*** Data for this exercise ***
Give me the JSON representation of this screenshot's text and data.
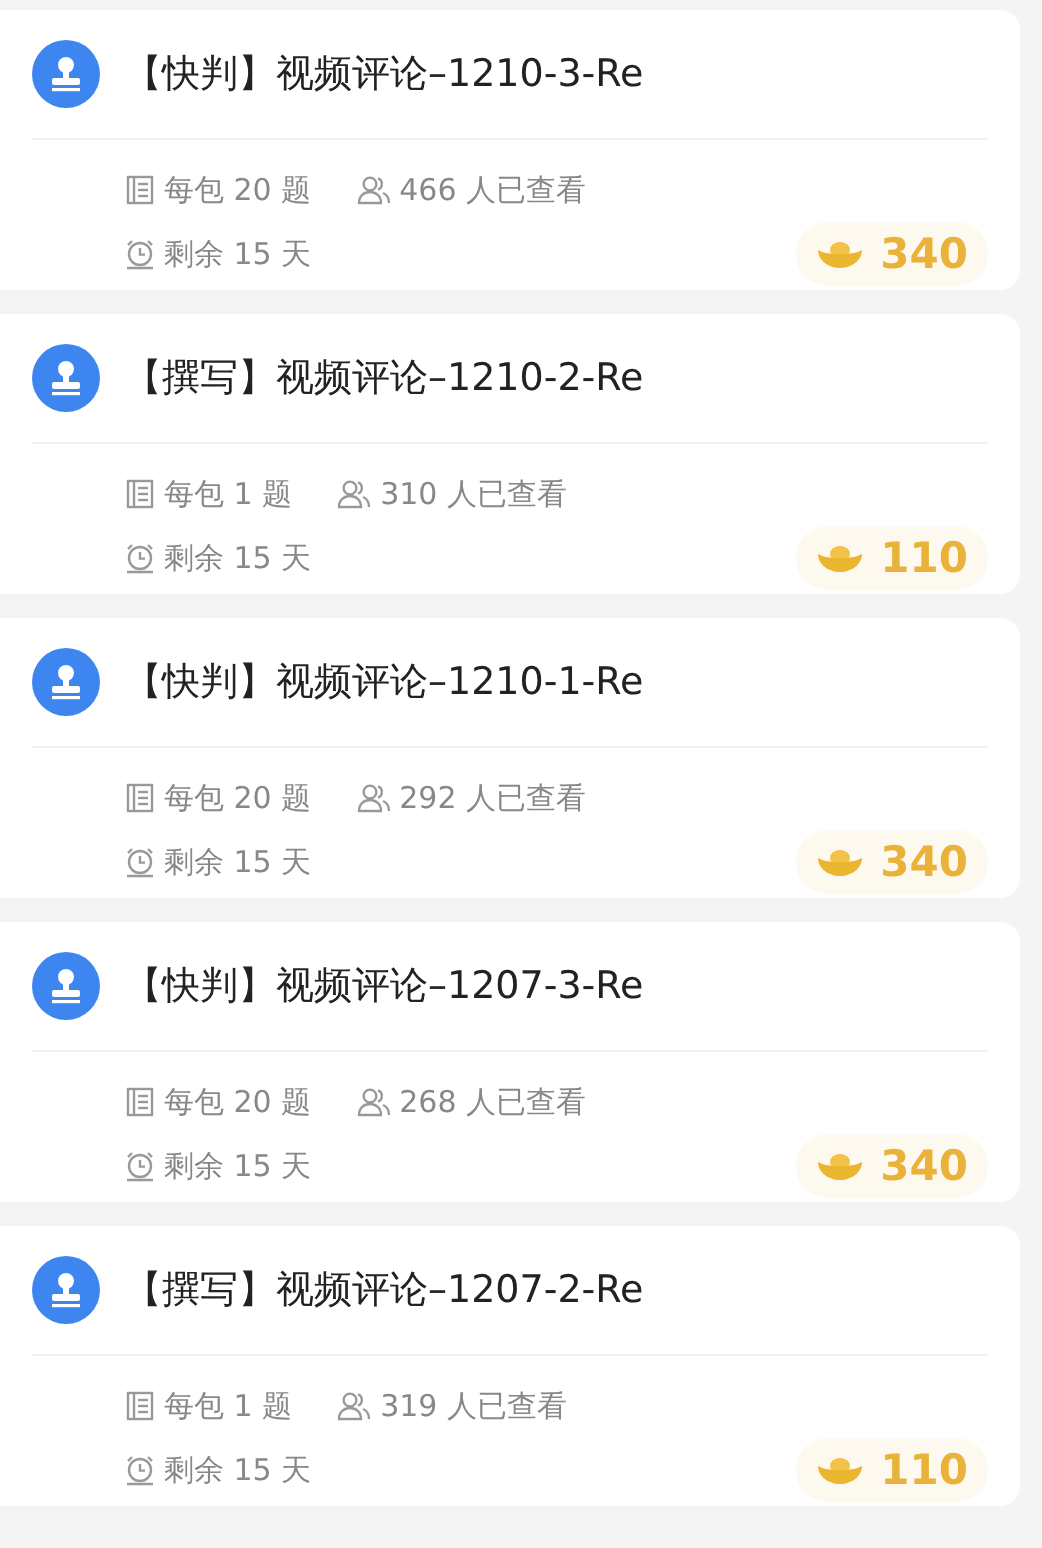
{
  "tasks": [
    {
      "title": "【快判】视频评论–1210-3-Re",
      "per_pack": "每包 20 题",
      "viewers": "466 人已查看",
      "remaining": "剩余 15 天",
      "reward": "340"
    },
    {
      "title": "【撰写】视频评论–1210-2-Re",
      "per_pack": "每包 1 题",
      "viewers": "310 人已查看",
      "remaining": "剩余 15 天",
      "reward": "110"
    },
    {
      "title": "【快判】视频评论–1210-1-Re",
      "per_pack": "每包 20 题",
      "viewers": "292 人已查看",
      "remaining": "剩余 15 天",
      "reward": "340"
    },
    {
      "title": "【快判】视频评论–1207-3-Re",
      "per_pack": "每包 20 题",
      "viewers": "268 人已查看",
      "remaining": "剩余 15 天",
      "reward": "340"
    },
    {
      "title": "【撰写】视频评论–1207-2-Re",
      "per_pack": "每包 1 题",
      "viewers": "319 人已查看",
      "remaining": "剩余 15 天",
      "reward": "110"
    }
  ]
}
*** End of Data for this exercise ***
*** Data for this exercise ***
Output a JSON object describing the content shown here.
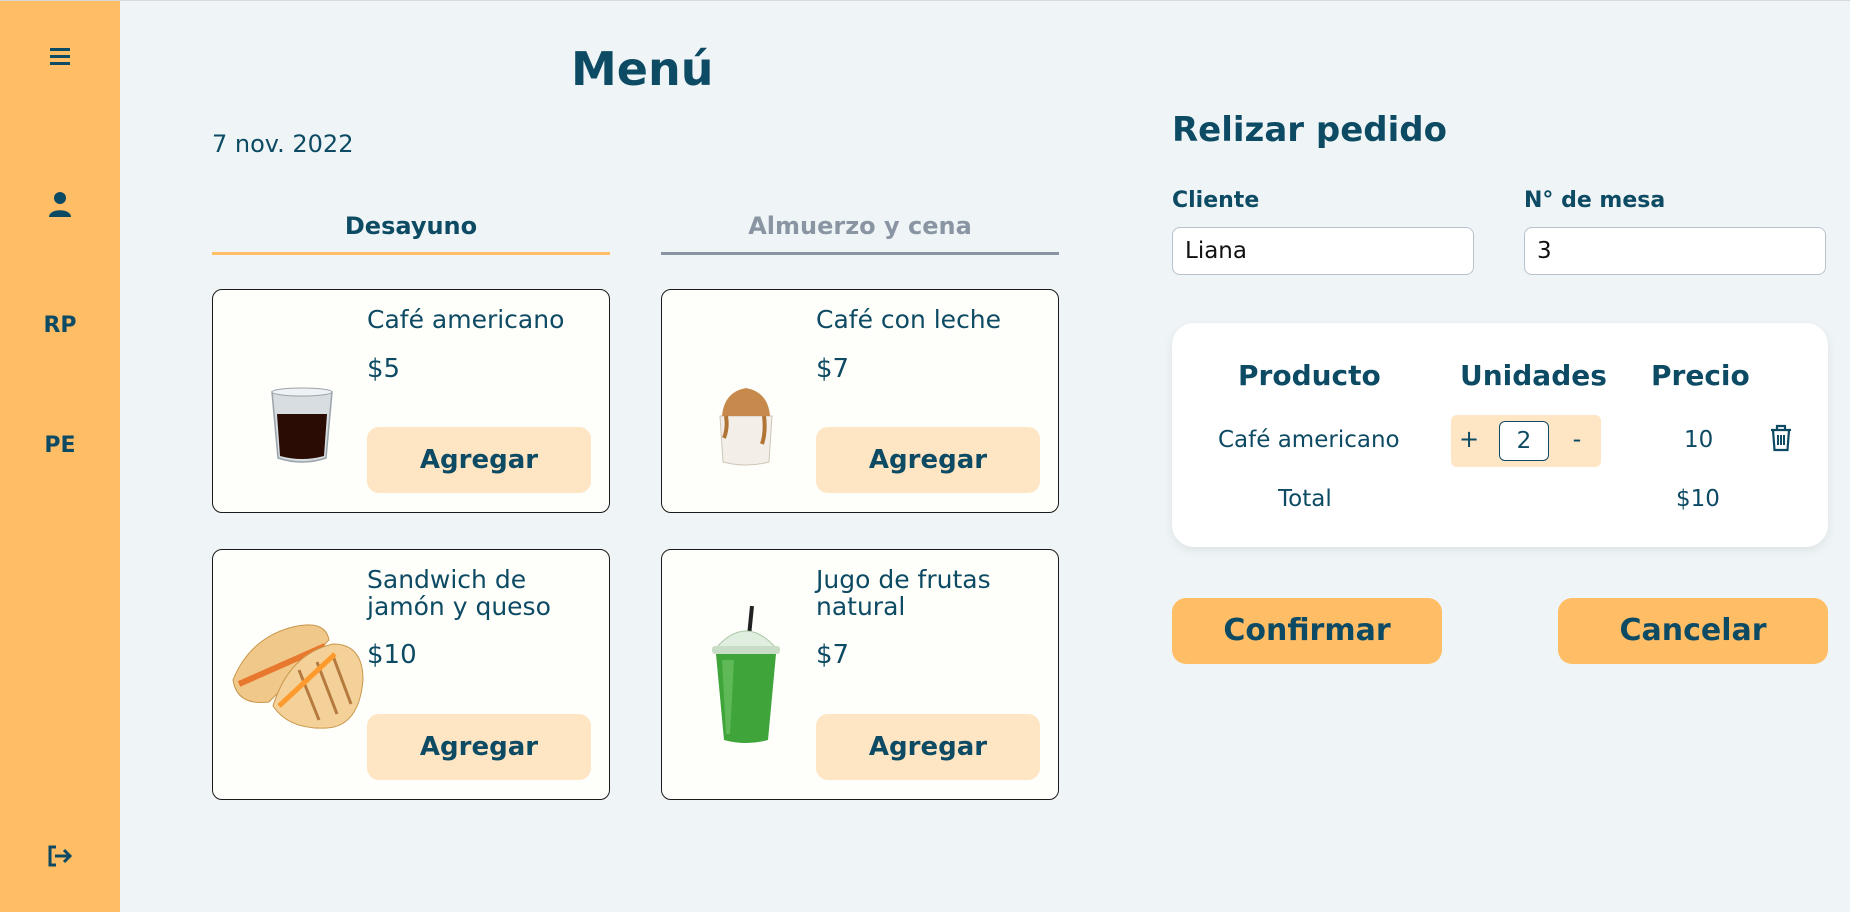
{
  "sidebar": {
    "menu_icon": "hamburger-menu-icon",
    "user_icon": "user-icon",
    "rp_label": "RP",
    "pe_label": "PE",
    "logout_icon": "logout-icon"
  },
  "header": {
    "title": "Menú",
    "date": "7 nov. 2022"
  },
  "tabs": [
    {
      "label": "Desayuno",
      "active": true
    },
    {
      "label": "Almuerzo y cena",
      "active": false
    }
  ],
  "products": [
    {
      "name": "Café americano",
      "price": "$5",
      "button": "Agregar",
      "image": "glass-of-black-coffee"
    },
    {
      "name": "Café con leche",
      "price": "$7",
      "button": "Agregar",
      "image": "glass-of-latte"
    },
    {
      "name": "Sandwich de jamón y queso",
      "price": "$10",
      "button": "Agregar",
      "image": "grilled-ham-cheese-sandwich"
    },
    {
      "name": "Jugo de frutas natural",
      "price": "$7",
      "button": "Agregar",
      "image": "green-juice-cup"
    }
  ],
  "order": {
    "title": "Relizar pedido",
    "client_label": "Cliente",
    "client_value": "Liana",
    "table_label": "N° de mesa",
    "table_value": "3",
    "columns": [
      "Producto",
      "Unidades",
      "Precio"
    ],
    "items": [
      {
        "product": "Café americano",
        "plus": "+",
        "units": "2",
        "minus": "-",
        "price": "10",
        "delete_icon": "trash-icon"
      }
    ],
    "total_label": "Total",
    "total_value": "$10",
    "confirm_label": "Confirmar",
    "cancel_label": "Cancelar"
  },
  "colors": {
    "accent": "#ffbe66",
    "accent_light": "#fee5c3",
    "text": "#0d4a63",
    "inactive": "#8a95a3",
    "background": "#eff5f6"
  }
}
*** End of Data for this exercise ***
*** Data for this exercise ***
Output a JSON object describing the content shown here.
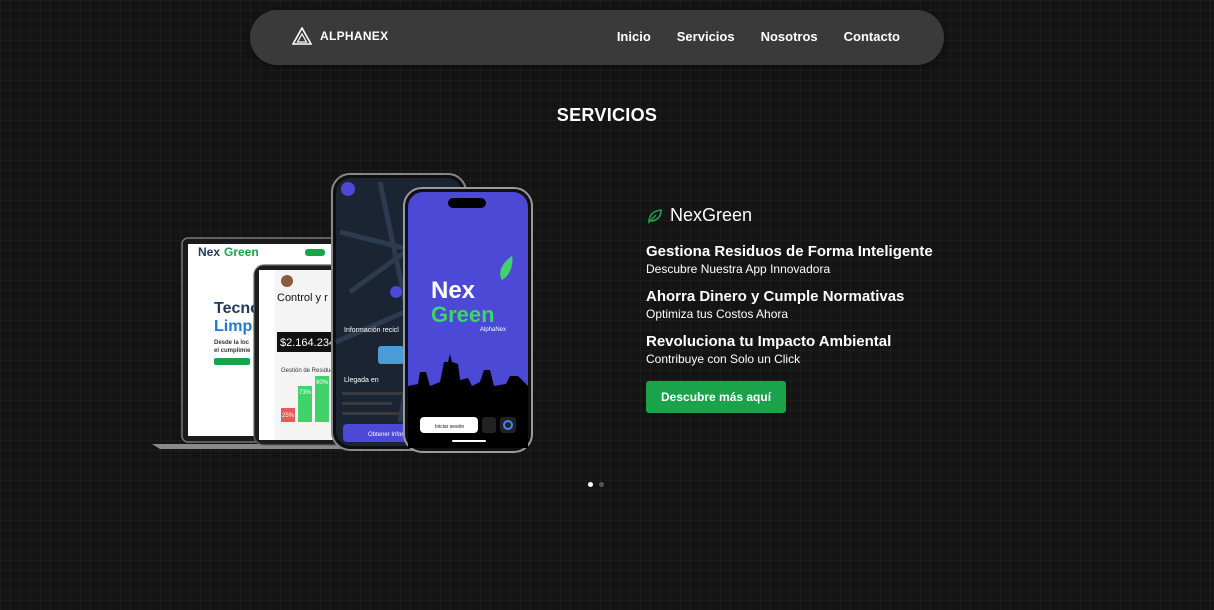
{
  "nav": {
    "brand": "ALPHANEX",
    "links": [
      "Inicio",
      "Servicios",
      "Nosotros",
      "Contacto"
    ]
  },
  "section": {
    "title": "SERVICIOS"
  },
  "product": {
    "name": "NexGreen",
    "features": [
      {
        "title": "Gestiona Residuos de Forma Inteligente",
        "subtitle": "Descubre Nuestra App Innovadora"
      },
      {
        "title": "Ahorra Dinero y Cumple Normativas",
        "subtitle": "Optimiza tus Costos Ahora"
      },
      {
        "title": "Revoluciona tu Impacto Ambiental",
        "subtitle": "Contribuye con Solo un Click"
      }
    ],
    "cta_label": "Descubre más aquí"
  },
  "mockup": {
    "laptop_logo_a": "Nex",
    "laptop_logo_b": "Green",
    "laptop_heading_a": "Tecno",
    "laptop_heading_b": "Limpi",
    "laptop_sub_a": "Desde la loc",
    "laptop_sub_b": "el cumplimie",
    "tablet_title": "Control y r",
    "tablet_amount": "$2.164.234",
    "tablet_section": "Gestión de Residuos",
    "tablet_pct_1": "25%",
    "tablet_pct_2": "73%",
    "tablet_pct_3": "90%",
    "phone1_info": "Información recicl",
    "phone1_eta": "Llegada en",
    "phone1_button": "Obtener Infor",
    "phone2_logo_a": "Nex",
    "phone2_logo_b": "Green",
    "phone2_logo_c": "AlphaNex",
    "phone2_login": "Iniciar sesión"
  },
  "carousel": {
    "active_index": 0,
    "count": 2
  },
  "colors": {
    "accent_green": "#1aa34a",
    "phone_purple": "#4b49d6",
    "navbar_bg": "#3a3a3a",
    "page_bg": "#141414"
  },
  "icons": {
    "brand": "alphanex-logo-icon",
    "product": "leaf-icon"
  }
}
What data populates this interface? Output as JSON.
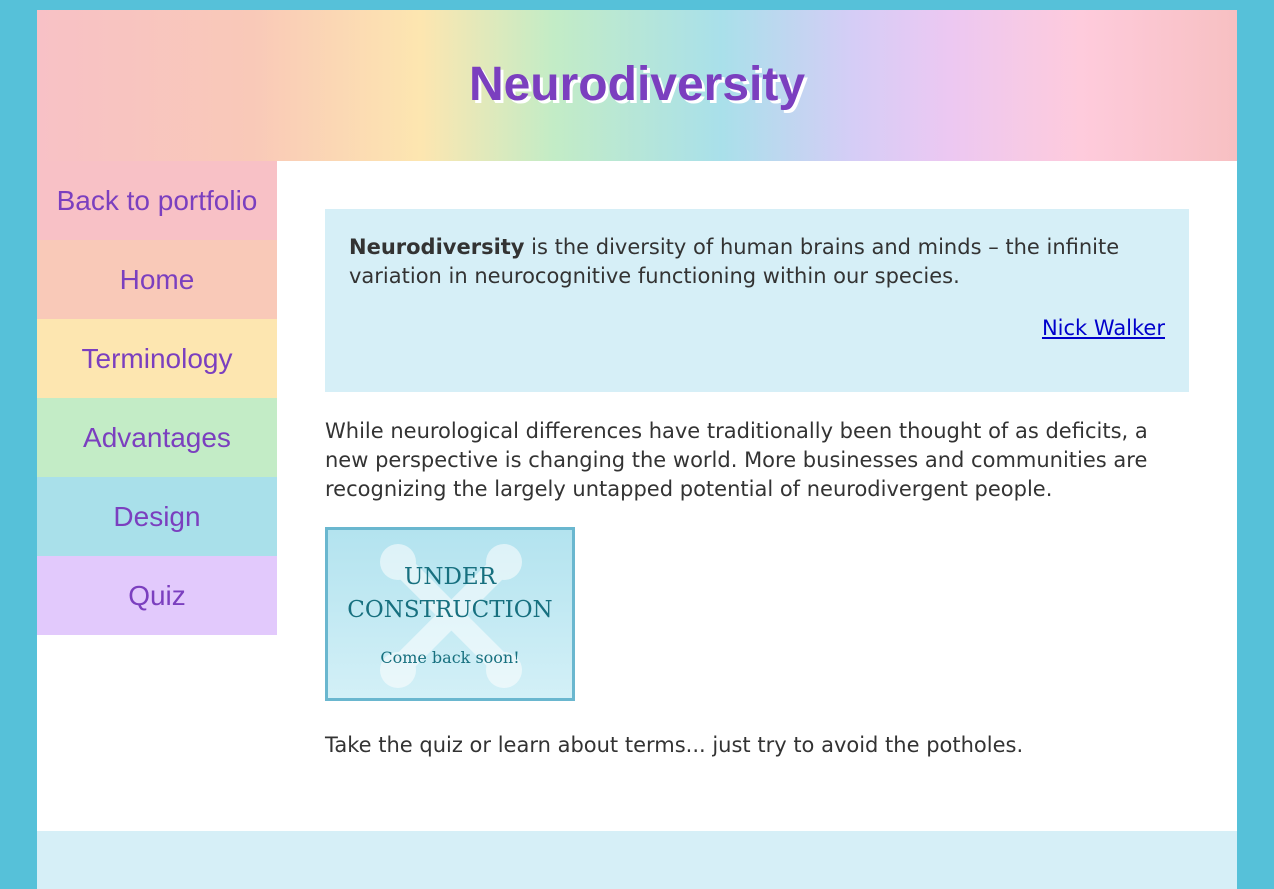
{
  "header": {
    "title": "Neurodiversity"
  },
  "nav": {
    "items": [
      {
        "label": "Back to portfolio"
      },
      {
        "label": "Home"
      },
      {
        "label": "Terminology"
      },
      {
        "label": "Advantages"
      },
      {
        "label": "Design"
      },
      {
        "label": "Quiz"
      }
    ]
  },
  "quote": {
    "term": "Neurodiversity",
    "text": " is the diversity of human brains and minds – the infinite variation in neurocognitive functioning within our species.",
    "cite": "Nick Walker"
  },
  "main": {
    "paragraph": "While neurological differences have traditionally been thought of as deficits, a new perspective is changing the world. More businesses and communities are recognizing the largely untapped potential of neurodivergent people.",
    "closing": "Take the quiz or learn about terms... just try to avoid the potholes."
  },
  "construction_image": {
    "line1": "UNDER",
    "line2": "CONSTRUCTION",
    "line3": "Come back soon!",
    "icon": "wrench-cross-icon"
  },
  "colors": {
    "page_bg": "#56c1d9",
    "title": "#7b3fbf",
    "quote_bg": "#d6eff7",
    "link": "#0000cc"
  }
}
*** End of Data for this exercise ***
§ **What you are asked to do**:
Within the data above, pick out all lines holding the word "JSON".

§ **Solution to the problem**:
Give me the JSON representation of this screenshot's text and data.
Output a JSON object describing the content shown here.
Output a JSON object describing the content shown here.
What data populates this interface? Output as JSON.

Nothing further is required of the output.